▶ TASK DETAILS: No record may be left out; print them all verbatim.

▶ RECORDS TO USE:
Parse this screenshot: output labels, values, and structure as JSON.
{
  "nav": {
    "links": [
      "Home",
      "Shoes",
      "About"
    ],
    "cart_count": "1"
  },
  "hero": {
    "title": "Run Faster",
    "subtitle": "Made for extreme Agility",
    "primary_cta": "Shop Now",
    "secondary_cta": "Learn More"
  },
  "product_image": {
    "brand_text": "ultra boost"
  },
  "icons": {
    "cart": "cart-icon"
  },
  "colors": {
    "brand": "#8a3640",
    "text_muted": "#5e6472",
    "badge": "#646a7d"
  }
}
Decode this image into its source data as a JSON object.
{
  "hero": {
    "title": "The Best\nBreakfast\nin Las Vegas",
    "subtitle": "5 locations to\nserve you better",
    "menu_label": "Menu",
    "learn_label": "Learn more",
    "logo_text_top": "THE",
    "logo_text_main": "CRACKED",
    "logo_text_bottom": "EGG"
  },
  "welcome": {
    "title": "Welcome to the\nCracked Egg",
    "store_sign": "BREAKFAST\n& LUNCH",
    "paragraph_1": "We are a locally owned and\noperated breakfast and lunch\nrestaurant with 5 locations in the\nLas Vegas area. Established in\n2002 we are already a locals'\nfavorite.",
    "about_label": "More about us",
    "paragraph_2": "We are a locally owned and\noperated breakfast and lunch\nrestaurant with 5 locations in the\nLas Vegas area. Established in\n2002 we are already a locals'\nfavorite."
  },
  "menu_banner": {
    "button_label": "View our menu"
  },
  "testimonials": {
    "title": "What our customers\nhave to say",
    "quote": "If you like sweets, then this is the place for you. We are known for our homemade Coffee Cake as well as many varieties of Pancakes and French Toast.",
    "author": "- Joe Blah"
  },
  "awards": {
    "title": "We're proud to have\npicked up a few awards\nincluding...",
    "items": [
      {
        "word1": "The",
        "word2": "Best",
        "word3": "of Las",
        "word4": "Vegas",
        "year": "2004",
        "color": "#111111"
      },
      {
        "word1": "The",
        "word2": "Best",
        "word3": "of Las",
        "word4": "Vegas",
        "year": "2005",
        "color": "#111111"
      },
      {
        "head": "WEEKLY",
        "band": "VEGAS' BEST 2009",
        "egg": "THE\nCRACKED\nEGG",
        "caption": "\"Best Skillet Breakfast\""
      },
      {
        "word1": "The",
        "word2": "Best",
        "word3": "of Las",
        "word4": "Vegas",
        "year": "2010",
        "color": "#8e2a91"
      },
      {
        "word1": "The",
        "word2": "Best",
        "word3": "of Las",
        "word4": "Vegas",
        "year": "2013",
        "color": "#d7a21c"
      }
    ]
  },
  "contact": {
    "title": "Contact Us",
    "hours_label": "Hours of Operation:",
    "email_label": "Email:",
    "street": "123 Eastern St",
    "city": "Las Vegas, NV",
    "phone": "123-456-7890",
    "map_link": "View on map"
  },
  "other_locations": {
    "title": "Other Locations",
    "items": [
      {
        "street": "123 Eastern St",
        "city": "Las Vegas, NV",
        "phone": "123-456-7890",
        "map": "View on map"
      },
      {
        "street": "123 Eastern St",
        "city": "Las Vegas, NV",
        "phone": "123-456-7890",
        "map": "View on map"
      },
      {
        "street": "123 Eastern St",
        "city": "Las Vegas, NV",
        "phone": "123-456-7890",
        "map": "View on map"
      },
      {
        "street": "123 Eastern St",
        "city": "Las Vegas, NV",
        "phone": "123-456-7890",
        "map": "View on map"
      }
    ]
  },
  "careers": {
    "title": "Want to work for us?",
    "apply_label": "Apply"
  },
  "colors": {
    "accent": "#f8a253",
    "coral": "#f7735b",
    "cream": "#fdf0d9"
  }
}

▶ ANSWER BOX:
Parse this screenshot: output labels, values, and structure as JSON.
{
  "nav": {
    "links": [
      "Home",
      "Shoes",
      "About"
    ],
    "cart_count": "1"
  },
  "hero": {
    "title": "Run Faster",
    "subtitle": "Made for extreme Agility",
    "primary_cta": "Shop Now",
    "secondary_cta": "Learn More"
  },
  "product_image": {
    "brand_text": "ultra boost"
  },
  "icons": {
    "cart": "cart-icon"
  },
  "colors": {
    "brand": "#8a3640",
    "text_muted": "#5e6472",
    "badge": "#646a7d"
  }
}
Decode this image into its source data as a JSON object.
{
  "hero": {
    "title": "The Best\nBreakfast\nin Las Vegas",
    "subtitle": "5 locations to\nserve you better",
    "menu_label": "Menu",
    "learn_label": "Learn more",
    "logo_text_top": "THE",
    "logo_text_main": "CRACKED",
    "logo_text_bottom": "EGG"
  },
  "welcome": {
    "title": "Welcome to the\nCracked Egg",
    "store_sign": "BREAKFAST\n& LUNCH",
    "paragraph_1": "We are a locally owned and\noperated breakfast and lunch\nrestaurant with 5 locations in the\nLas Vegas area. Established in\n2002 we are already a locals'\nfavorite.",
    "about_label": "More about us",
    "paragraph_2": "We are a locally owned and\noperated breakfast and lunch\nrestaurant with 5 locations in the\nLas Vegas area. Established in\n2002 we are already a locals'\nfavorite."
  },
  "menu_banner": {
    "button_label": "View our menu"
  },
  "testimonials": {
    "title": "What our customers\nhave to say",
    "quote": "If you like sweets, then this is the place for you. We are known for our homemade Coffee Cake as well as many varieties of Pancakes and French Toast.",
    "author": "- Joe Blah"
  },
  "awards": {
    "title": "We're proud to have\npicked up a few awards\nincluding...",
    "items": [
      {
        "word1": "The",
        "word2": "Best",
        "word3": "of Las",
        "word4": "Vegas",
        "year": "2004",
        "color": "#111111"
      },
      {
        "word1": "The",
        "word2": "Best",
        "word3": "of Las",
        "word4": "Vegas",
        "year": "2005",
        "color": "#111111"
      },
      {
        "head": "WEEKLY",
        "band": "VEGAS' BEST 2009",
        "egg": "THE\nCRACKED\nEGG",
        "caption": "\"Best Skillet Breakfast\""
      },
      {
        "word1": "The",
        "word2": "Best",
        "word3": "of Las",
        "word4": "Vegas",
        "year": "2010",
        "color": "#8e2a91"
      },
      {
        "word1": "The",
        "word2": "Best",
        "word3": "of Las",
        "word4": "Vegas",
        "year": "2013",
        "color": "#d7a21c"
      }
    ]
  },
  "contact": {
    "title": "Contact Us",
    "hours_label": "Hours of Operation:",
    "email_label": "Email:",
    "street": "123 Eastern St",
    "city": "Las Vegas, NV",
    "phone": "123-456-7890",
    "map_link": "View on map"
  },
  "other_locations": {
    "title": "Other Locations",
    "items": [
      {
        "street": "123 Eastern St",
        "city": "Las Vegas, NV",
        "phone": "123-456-7890",
        "map": "View on map"
      },
      {
        "street": "123 Eastern St",
        "city": "Las Vegas, NV",
        "phone": "123-456-7890",
        "map": "View on map"
      },
      {
        "street": "123 Eastern St",
        "city": "Las Vegas, NV",
        "phone": "123-456-7890",
        "map": "View on map"
      },
      {
        "street": "123 Eastern St",
        "city": "Las Vegas, NV",
        "phone": "123-456-7890",
        "map": "View on map"
      }
    ]
  },
  "careers": {
    "title": "Want to work for us?",
    "apply_label": "Apply"
  },
  "colors": {
    "accent": "#f8a253",
    "coral": "#f7735b",
    "cream": "#fdf0d9"
  }
}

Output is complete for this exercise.